It may be easy to build something for the short term and for self serving purposes. That in itself may be rewarding. But when you can build something and watch it grow even after you’ve left, you can really experience a much deeper sense of gratification and accomplishment.

Try it. What’s the worst that can happen?

Something Called Validation

Two years ago I co-founded a website specifically designed for college students. The site:

(Check out my site before continuing to read the rest of the post…or look below. You will understand why)

 

CampusAtlas
CampusAtlas
CampusLive
CampusLive

Today, I see the following article in :

2008 Finalists: America’s Best Young Entrepreneurs

CampusLIVE 

CampusLIVE

Jeff Cassidy, 23; Boris Revsin, 22; Jared Stenquist, 23
www.campuslive.com
Amherst, Mass.

Will college students use a Web site devoted to helping them find campus services and local businesses?

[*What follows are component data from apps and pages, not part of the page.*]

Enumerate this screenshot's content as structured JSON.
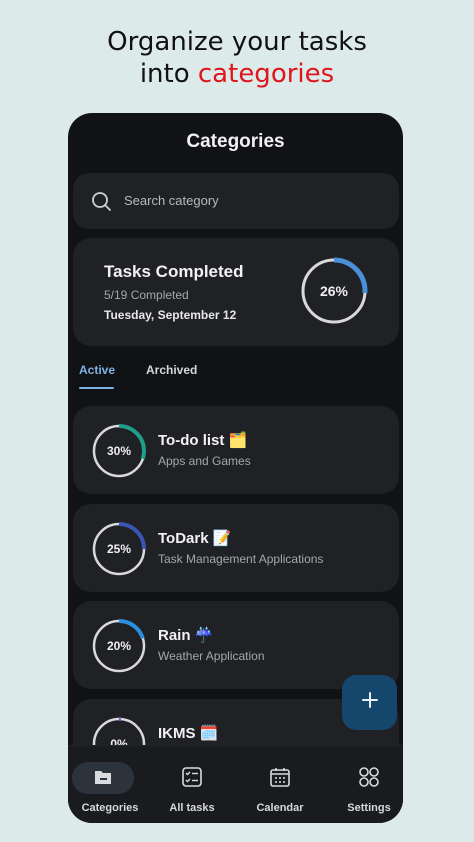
{
  "headline": {
    "line1": "Organize your tasks",
    "line2_prefix": "into ",
    "line2_accent": "categories"
  },
  "screen": {
    "title": "Categories"
  },
  "search": {
    "placeholder": "Search category"
  },
  "summary": {
    "title": "Tasks Completed",
    "subtitle": "5/19 Completed",
    "date": "Tuesday, September 12",
    "percent_label": "26%",
    "progress": 0.26,
    "color": "#4a90d9"
  },
  "tabs": [
    {
      "label": "Active",
      "selected": true
    },
    {
      "label": "Archived",
      "selected": false
    }
  ],
  "categories": [
    {
      "name": "To-do list 🗂️",
      "description": "Apps and Games",
      "percent_label": "30%",
      "progress": 0.3,
      "color": "#1f9e8a"
    },
    {
      "name": "ToDark 📝",
      "description": "Task Management Applications",
      "percent_label": "25%",
      "progress": 0.25,
      "color": "#3b55b5"
    },
    {
      "name": "Rain ☔",
      "description": "Weather Application",
      "percent_label": "20%",
      "progress": 0.2,
      "color": "#2b8fe0"
    },
    {
      "name": "IKMS 🗓️",
      "description": "",
      "percent_label": "0%",
      "progress": 0.0,
      "color": "#7c4dd6"
    }
  ],
  "fab": {
    "icon": "plus-icon"
  },
  "bottom_nav": [
    {
      "label": "Categories",
      "icon": "folder-icon",
      "selected": true
    },
    {
      "label": "All tasks",
      "icon": "checklist-icon",
      "selected": false
    },
    {
      "label": "Calendar",
      "icon": "calendar-icon",
      "selected": false
    },
    {
      "label": "Settings",
      "icon": "grid-icon",
      "selected": false
    }
  ]
}
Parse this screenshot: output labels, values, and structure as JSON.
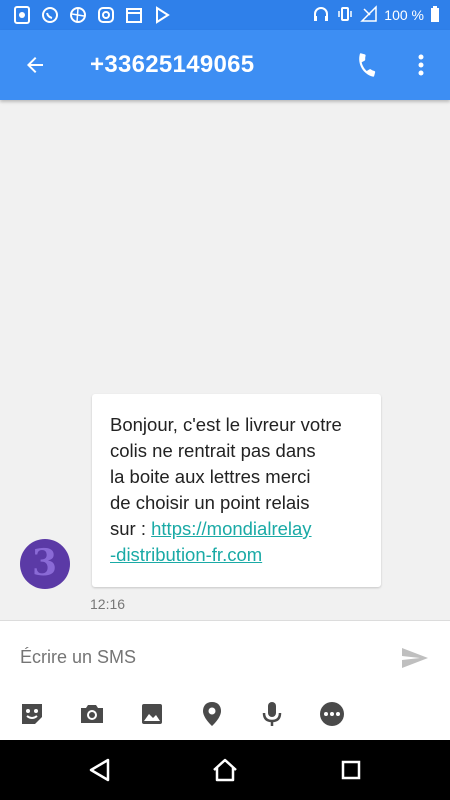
{
  "status_bar": {
    "battery_text": "100 %"
  },
  "header": {
    "title": "+33625149065"
  },
  "conversation": {
    "message_lines": [
      "Bonjour, c'est le livreur votre",
      "colis ne rentrait pas dans",
      "la boite aux lettres merci",
      "de choisir un point relais",
      "sur : "
    ],
    "link_line_1": "https://mondialrelay",
    "link_line_2": "-distribution-fr.com",
    "timestamp": "12:16",
    "avatar_text": "3"
  },
  "composer": {
    "placeholder": "Écrire un SMS",
    "attachment_icons": [
      "sticker-icon",
      "camera-icon",
      "image-icon",
      "location-icon",
      "microphone-icon",
      "more-icon"
    ]
  },
  "colors": {
    "appbar": "#3d8ef3",
    "statusbar": "#2f80ea",
    "link": "#1aaaa6",
    "avatar": "#5b3aa6"
  }
}
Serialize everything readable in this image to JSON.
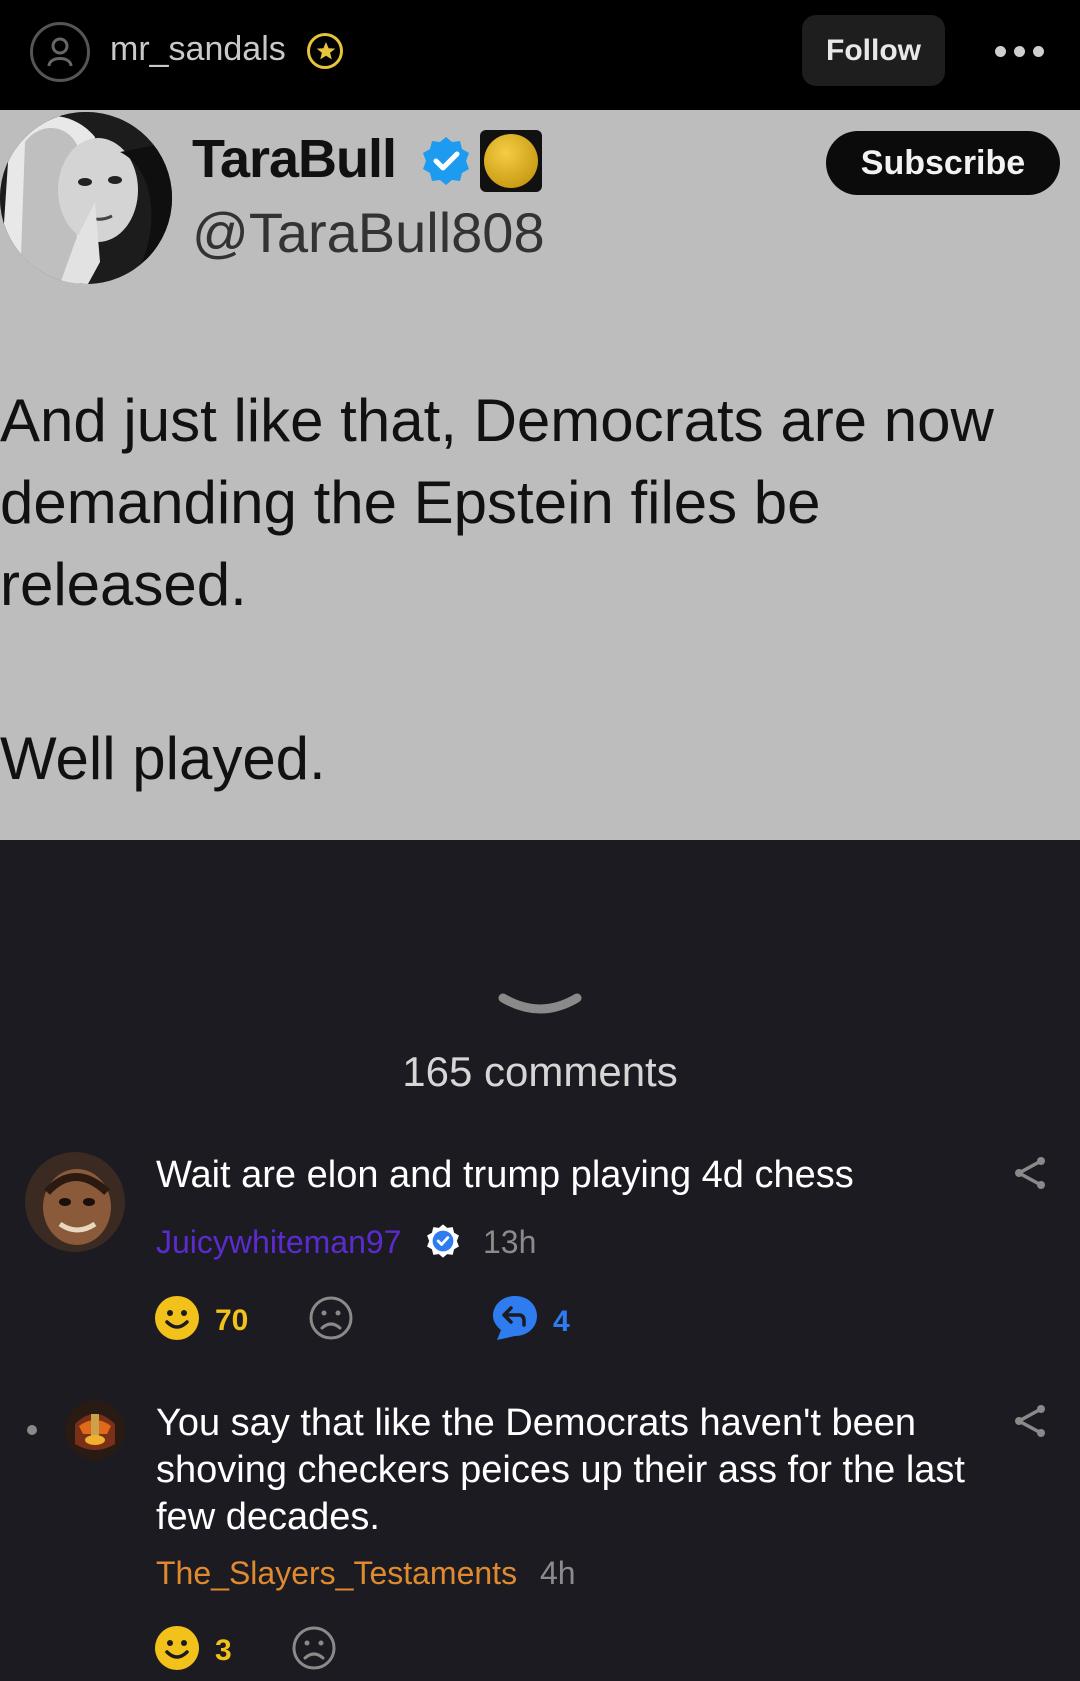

CampusLIVE cofounder Jared Stenquist thinks so. About a year and a half ago, the self-taught Web developer started the site as a hobby in his University of Massachusetts Amherst dorm room. When advertisers started to contact him, he took a leave of absence to develop the business.

The site can now be customized for 18 campuses around the country, including the University of Vermont, University of Connecticut, and George Mason University. Stenquist, who isn’t planning on going back to school, says the business, which employs five full-timers as well as interns, had just over $100,000 in revenues in 2007 and is negotiating a $1.25 million seed round with a group of angel investors. He expects it to be profitable by January.

Besides the fact that their site looks exactly like TheCampusAtlas, and besides the fact that they started after TheCampusAtlas did, the fact that BusinessWeek considers the idea worthy, is validation

Validation that our insight into a market need actually existed, and validation that the need could be executed in a successful manner.

While I congratulate the Campus Live team, I also congratulate the other founders of The Campus Atlas

Stay tuned for the future of The Campus Atlas.